● YOUR ASSIGNMENT: In the listing that follows, copy out each line that includes the word "source".

● PROVIDED MATERIAL:
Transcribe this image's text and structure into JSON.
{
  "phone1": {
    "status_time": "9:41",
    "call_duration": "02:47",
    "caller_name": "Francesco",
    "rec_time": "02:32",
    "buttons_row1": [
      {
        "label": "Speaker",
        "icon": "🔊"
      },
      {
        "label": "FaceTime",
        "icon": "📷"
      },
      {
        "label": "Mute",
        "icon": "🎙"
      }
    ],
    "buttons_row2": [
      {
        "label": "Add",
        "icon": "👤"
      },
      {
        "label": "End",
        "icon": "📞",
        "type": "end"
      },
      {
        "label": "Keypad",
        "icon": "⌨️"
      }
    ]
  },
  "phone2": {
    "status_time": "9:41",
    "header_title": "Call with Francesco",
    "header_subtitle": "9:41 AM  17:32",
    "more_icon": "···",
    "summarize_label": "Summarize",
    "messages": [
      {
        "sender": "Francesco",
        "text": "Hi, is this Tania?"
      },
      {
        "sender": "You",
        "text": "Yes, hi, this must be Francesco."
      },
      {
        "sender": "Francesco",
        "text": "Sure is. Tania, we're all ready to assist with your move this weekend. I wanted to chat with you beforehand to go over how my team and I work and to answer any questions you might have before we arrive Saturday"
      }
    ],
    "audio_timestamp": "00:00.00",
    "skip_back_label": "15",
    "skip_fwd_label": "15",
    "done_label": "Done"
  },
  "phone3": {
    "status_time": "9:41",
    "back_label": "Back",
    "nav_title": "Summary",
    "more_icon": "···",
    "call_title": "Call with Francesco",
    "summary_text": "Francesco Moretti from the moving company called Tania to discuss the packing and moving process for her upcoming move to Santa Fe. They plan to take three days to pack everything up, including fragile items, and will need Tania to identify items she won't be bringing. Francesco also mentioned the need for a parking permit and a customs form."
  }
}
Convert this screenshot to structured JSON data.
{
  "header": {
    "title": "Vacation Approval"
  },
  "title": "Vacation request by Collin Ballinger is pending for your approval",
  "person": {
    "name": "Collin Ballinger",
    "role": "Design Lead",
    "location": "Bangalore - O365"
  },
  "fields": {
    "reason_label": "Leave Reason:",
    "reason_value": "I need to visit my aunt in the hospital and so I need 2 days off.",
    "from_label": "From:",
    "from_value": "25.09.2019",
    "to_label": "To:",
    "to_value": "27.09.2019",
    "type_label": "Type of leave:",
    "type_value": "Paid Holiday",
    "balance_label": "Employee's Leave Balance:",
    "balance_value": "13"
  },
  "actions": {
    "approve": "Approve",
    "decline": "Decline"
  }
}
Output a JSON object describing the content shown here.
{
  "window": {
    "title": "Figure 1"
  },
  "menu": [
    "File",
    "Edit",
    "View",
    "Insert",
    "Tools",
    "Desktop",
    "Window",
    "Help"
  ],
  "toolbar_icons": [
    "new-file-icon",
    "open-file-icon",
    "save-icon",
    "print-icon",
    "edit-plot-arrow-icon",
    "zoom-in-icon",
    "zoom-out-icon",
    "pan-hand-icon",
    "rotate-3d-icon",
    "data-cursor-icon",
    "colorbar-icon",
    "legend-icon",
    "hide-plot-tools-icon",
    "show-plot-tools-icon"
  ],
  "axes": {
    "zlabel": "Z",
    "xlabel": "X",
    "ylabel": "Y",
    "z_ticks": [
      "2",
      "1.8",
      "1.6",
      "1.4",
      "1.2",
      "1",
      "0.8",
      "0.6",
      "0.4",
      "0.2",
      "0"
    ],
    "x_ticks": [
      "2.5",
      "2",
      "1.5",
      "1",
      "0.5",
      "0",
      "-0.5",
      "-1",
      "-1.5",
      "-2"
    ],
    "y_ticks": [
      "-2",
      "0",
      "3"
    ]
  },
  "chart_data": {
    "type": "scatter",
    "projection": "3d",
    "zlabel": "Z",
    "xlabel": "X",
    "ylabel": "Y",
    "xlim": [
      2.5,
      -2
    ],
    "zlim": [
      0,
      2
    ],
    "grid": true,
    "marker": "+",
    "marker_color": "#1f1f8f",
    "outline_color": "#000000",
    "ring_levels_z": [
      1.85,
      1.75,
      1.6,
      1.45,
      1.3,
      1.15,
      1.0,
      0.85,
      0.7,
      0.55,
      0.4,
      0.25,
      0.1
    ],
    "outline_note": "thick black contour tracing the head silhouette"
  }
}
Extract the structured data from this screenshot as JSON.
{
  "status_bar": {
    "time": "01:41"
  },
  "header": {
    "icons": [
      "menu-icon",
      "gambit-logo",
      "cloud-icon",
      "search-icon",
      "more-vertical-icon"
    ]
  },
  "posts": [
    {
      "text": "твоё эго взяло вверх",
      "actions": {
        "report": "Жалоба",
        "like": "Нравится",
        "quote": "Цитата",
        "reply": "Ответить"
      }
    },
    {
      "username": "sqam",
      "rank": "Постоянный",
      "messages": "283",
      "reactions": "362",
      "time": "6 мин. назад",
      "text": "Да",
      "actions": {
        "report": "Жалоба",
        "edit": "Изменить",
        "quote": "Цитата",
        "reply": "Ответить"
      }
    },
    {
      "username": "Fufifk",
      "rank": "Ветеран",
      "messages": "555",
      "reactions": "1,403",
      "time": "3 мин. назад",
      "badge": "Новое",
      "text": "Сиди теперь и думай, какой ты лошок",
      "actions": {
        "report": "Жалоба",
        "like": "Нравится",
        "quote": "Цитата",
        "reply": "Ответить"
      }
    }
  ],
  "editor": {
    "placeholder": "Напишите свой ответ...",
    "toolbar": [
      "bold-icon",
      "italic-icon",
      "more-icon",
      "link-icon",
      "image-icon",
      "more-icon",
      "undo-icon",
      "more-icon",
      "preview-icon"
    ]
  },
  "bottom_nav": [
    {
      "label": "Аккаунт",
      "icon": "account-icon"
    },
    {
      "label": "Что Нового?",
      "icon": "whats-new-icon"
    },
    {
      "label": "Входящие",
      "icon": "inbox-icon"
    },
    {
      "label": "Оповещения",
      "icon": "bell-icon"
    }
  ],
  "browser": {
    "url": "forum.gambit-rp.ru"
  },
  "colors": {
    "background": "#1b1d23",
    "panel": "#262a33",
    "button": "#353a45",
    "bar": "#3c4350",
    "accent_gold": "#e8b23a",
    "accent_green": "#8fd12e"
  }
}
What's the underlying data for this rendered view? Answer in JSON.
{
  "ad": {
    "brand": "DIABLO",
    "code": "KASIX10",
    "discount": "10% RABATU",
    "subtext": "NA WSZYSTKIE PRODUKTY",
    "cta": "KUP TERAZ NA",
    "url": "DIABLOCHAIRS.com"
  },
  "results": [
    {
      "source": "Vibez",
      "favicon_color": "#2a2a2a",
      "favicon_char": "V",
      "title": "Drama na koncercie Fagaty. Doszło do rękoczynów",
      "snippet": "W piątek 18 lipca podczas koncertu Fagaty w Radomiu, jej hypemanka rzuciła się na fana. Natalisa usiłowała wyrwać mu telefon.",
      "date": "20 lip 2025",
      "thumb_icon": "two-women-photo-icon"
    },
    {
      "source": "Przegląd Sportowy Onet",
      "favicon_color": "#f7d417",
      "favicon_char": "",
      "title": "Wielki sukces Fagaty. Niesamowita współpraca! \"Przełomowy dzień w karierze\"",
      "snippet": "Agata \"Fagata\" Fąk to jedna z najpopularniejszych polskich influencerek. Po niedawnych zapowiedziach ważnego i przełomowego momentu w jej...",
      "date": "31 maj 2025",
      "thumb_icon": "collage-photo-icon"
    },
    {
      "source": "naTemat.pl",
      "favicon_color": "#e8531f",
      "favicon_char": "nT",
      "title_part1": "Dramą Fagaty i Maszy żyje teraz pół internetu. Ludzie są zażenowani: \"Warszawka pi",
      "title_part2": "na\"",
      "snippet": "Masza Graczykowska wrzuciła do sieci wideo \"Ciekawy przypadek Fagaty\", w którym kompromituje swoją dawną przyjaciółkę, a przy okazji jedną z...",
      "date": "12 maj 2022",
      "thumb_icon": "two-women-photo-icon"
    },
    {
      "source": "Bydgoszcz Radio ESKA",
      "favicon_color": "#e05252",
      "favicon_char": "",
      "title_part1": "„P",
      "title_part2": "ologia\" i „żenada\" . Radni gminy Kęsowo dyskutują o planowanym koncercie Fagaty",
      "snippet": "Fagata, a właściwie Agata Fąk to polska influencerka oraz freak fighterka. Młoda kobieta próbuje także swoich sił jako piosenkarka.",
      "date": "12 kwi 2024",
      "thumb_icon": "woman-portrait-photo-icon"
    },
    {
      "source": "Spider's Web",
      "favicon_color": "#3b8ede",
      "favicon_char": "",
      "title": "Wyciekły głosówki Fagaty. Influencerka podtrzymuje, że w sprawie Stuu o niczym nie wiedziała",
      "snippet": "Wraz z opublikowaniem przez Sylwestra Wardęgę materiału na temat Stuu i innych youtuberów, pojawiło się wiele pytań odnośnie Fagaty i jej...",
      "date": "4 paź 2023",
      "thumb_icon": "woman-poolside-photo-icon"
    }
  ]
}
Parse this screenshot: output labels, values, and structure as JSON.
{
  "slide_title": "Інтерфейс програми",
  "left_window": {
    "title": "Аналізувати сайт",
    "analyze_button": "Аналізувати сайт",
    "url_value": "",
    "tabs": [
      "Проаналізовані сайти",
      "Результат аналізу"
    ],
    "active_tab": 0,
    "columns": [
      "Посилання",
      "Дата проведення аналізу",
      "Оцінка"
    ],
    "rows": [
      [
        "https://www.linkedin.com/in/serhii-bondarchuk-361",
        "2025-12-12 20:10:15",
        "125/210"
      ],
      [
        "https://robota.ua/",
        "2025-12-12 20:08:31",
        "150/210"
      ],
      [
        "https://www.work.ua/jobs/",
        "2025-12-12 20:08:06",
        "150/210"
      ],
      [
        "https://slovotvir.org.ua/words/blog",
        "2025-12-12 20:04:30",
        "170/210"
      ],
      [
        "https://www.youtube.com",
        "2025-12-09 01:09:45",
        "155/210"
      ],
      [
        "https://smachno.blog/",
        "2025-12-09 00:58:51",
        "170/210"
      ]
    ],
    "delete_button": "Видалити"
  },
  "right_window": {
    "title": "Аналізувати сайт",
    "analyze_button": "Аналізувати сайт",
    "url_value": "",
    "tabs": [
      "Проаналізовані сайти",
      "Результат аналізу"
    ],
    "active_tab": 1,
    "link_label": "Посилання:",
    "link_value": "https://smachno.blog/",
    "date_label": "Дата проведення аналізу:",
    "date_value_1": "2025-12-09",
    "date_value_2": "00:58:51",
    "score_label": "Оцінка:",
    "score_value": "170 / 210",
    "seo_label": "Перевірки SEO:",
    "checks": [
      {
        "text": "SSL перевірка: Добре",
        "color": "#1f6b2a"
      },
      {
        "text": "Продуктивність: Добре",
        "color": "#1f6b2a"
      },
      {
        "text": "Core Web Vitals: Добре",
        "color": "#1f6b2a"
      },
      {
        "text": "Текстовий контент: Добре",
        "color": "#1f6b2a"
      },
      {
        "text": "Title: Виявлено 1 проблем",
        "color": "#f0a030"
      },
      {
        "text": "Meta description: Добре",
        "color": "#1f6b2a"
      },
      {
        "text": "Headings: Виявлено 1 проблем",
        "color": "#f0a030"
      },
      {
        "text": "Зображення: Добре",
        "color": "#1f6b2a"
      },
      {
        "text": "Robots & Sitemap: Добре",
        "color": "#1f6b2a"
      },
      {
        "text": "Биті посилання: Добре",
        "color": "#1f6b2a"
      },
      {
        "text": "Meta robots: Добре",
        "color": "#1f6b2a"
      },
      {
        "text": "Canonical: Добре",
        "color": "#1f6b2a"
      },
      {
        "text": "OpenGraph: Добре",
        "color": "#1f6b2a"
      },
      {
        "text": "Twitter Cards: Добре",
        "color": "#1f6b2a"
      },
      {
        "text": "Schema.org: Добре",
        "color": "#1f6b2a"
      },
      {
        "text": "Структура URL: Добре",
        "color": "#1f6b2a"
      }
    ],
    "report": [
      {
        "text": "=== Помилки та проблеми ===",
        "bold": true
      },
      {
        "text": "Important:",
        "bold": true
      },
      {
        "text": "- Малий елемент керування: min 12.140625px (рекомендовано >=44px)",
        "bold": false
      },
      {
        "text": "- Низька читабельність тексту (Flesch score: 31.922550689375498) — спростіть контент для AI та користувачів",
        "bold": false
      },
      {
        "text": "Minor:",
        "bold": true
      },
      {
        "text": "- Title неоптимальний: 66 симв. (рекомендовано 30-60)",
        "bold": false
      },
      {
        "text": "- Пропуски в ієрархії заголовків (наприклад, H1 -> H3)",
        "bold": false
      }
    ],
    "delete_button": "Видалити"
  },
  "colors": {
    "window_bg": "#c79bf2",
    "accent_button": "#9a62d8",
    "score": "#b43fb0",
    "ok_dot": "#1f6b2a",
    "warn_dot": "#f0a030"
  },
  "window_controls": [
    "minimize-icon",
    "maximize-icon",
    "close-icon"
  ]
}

● RESULT:
      "source": "Vibez",
      "source": "Przegląd Sportowy Onet",
      "source": "naTemat.pl",
      "source": "Bydgoszcz Radio ESKA",
      "source": "Spider's Web",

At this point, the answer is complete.